• **PROBLEM STATEMENT**: Where an entry below contains an image, skip the image and copy the rest exactly.

[Page and application data records]
┌────────

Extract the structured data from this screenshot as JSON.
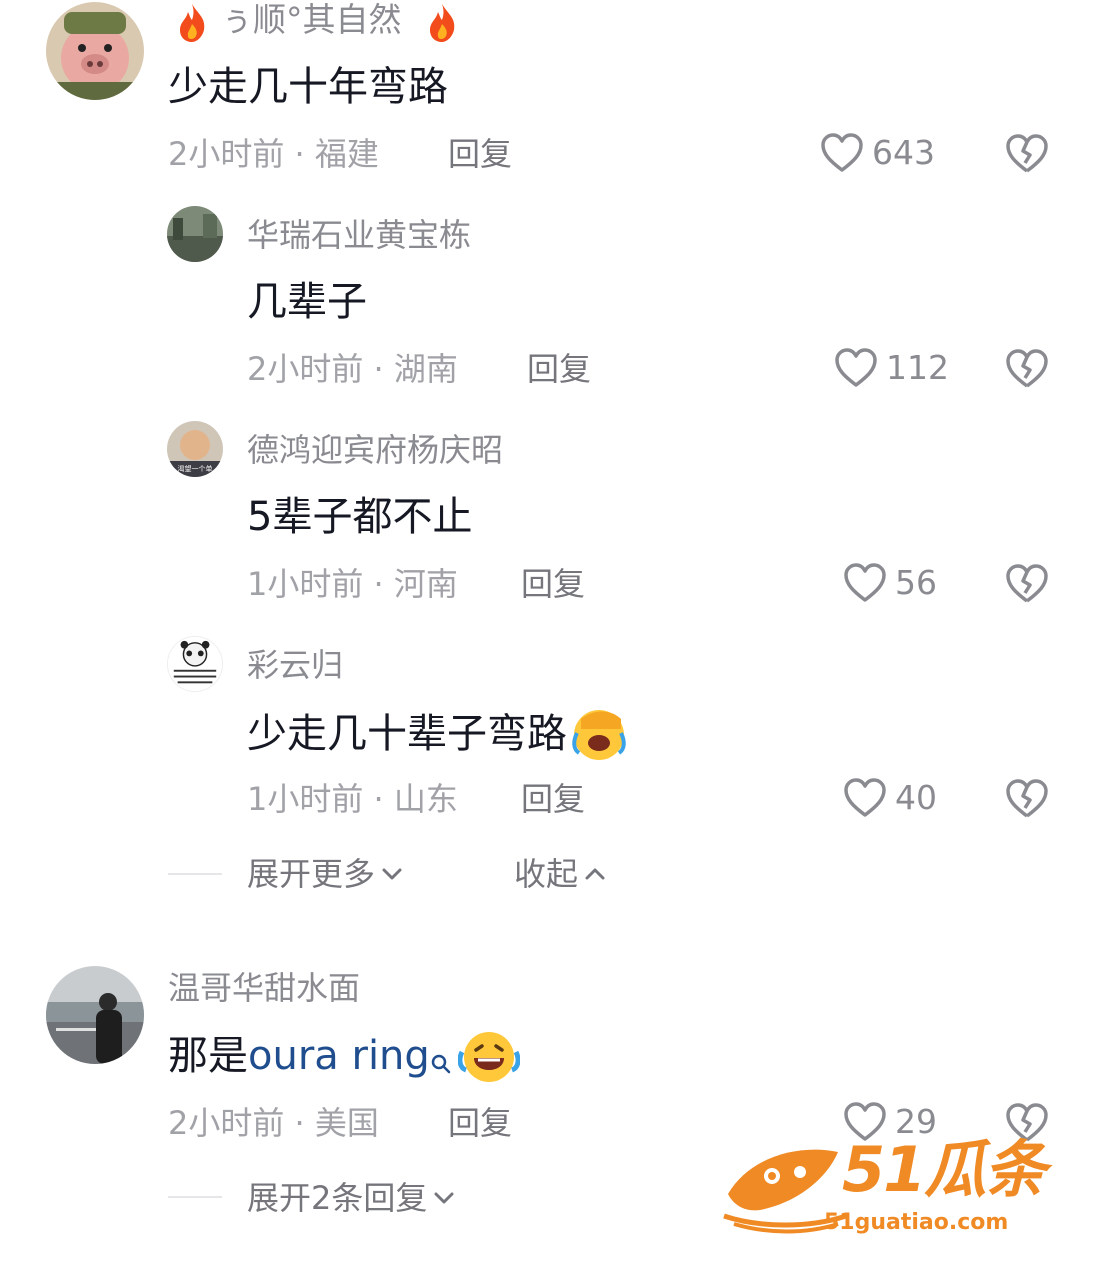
{
  "comments": [
    {
      "name": "ぅ顺°其自然",
      "text": "少走几十年弯路",
      "time_location": "2小时前 · 福建",
      "reply_label": "回复",
      "likes": "643",
      "name_icons": [
        "fire-icon",
        "fire-icon"
      ]
    },
    {
      "name": "华瑞石业黄宝栋",
      "text": "几辈子",
      "time_location": "2小时前 · 湖南",
      "reply_label": "回复",
      "likes": "112"
    },
    {
      "name": "德鸿迎宾府杨庆昭",
      "text": "5辈子都不止",
      "time_location": "1小时前 · 河南",
      "reply_label": "回复",
      "likes": "56",
      "avatar_text": "渴望一个单"
    },
    {
      "name": "彩云归",
      "text": "少走几十辈子弯路",
      "time_location": "1小时前 · 山东",
      "reply_label": "回复",
      "likes": "40",
      "text_emoji": "facepalm-laugh-emoji"
    },
    {
      "name": "温哥华甜水面",
      "text_prefix": "那是",
      "link_text": "oura ring",
      "time_location": "2小时前 · 美国",
      "reply_label": "回复",
      "likes": "29",
      "text_emoji": "laughing-tears-emoji"
    }
  ],
  "thread_controls": {
    "expand_more": "展开更多",
    "collapse": "收起",
    "expand_replies": "展开2条回复"
  },
  "watermark": {
    "brand": "51瓜条",
    "domain": "51guatiao.com",
    "color": "#f08a24"
  },
  "colors": {
    "name": "#8a8b91",
    "text": "#161823",
    "meta": "#a1a2a7",
    "link": "#1f4d8e"
  }
}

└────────

• **YOUR SOLUTION**:
Extract the structured data from this screenshot as JSON.
{
  "comments": [
    {
      "name": "ぅ顺°其自然",
      "text": "少走几十年弯路",
      "time_location": "2小时前 · 福建",
      "reply_label": "回复",
      "likes": "643",
      "name_icons": [
        "fire-icon",
        "fire-icon"
      ]
    },
    {
      "name": "华瑞石业黄宝栋",
      "text": "几辈子",
      "time_location": "2小时前 · 湖南",
      "reply_label": "回复",
      "likes": "112"
    },
    {
      "name": "德鸿迎宾府杨庆昭",
      "text": "5辈子都不止",
      "time_location": "1小时前 · 河南",
      "reply_label": "回复",
      "likes": "56",
      "avatar_text": "渴望一个单"
    },
    {
      "name": "彩云归",
      "text": "少走几十辈子弯路",
      "time_location": "1小时前 · 山东",
      "reply_label": "回复",
      "likes": "40",
      "text_emoji": "facepalm-laugh-emoji"
    },
    {
      "name": "温哥华甜水面",
      "text_prefix": "那是",
      "link_text": "oura ring",
      "time_location": "2小时前 · 美国",
      "reply_label": "回复",
      "likes": "29",
      "text_emoji": "laughing-tears-emoji"
    }
  ],
  "thread_controls": {
    "expand_more": "展开更多",
    "collapse": "收起",
    "expand_replies": "展开2条回复"
  },
  "watermark": {
    "brand": "51瓜条",
    "domain": "51guatiao.com",
    "color": "#f08a24"
  },
  "colors": {
    "name": "#8a8b91",
    "text": "#161823",
    "meta": "#a1a2a7",
    "link": "#1f4d8e"
  }
}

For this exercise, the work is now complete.